Center place in the most prominent position in the painting’s
composition is Noah. He was a carpenter, preacher, and prophet as
our Lord Jesus was. Noah makes a way of salvation for the
onlookers just like Christ did, and the majority rejected his
invitation. The three animals plus Noah represent the four creatures
that surround the throne in heaven: the Lion, Bullock, Eagle, and
There is more, but for brevity’s sake we end on the most profound
symbol. Noah is making his last plea for the human race, his arms
outstretched, and the shadow he casts best represents what this
painting is all about.
When you consider that many of today’s Christian scholars and a
number of religious organizations reject the literalness of the first
10 chapters of Genesis, you have a problem. H.G. Wells became an
infidel and Darwinist because he rejected the literalness of Genesis.
He came to the conclusion that if the beginning of Genesis is not
real then the whole Bible must not be true. Genesis is the
foundation stone to the whole Bible. Therefore we set out to give
realism to an event that is normally depicted in a fanciful way that,
however beautiful, continues the spiral towards discrediting the
reality of the event.
Elfred has the distinction of not only having a background in
archeological illustration but also interviewing two eyewitnesses of
Noah’s Ark. American Ed Davis reported seeing the ark in 1943;
Armenian shepherd George Hagopian in 1906 and 1908. Elfred
spent many hours interviewing these men and drawing what they
remembered. As each drawing took shape, the results were two
separate accounts that fit perfectly. The combined reports resulted
in what we believe is the most accurate depiction of the ark, short
of finding the ark itself.
Thank you for taking this journey with us. We hope you have
caught a glimpse into what The Invitation is about; namely
evangelism. Hanging one of these prints does more than please the
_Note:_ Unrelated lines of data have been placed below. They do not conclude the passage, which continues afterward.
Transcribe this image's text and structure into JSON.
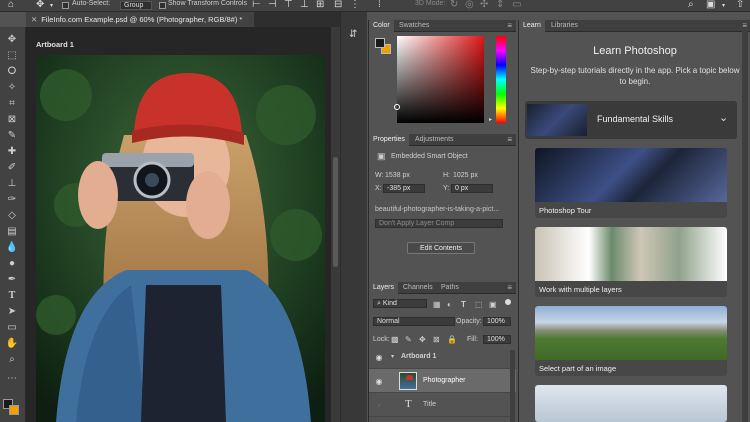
{
  "options_bar": {
    "auto_select_label": "Auto-Select:",
    "auto_select_value": "Group",
    "transform_label": "Show Transform Controls",
    "mode_3d_label": "3D Mode:"
  },
  "document_tab": {
    "title": "FileInfo.com Example.psd @ 60% (Photographer, RGB/8#) *"
  },
  "canvas": {
    "artboard_label": "Artboard 1"
  },
  "color_panel": {
    "tabs": [
      "Color",
      "Swatches"
    ],
    "foreground": "#1a1a1a",
    "background": "#f0a000"
  },
  "properties_panel": {
    "tabs": [
      "Properties",
      "Adjustments"
    ],
    "object_type": "Embedded Smart Object",
    "w_label": "W:",
    "w_value": "1538 px",
    "h_label": "H:",
    "h_value": "1025 px",
    "x_label": "X:",
    "x_value": "-385 px",
    "y_label": "Y:",
    "y_value": "0 px",
    "file_name": "beautiful-photographer-is-taking-a-pict...",
    "layer_comp": "Don't Apply Layer Comp",
    "edit_button": "Edit Contents"
  },
  "layers_panel": {
    "tabs": [
      "Layers",
      "Channels",
      "Paths"
    ],
    "filter_kind": "Kind",
    "blend_mode": "Normal",
    "opacity_label": "Opacity:",
    "opacity_value": "100%",
    "lock_label": "Lock:",
    "fill_label": "Fill:",
    "fill_value": "100%",
    "layers": [
      {
        "name": "Artboard 1"
      },
      {
        "name": "Photographer"
      },
      {
        "name": "Title"
      }
    ]
  },
  "learn_panel": {
    "tabs": [
      "Learn",
      "Libraries"
    ],
    "title": "Learn Photoshop",
    "subtitle": "Step-by-step tutorials directly in the app. Pick a topic below to begin.",
    "section": "Fundamental Skills",
    "cards": [
      {
        "label": "Photoshop Tour"
      },
      {
        "label": "Work with multiple layers"
      },
      {
        "label": "Select part of an image"
      }
    ]
  }
}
eyes. It touches the mind and nourishes the heart with hope. The
hope for the future is eternal life if we also accept The Invitation.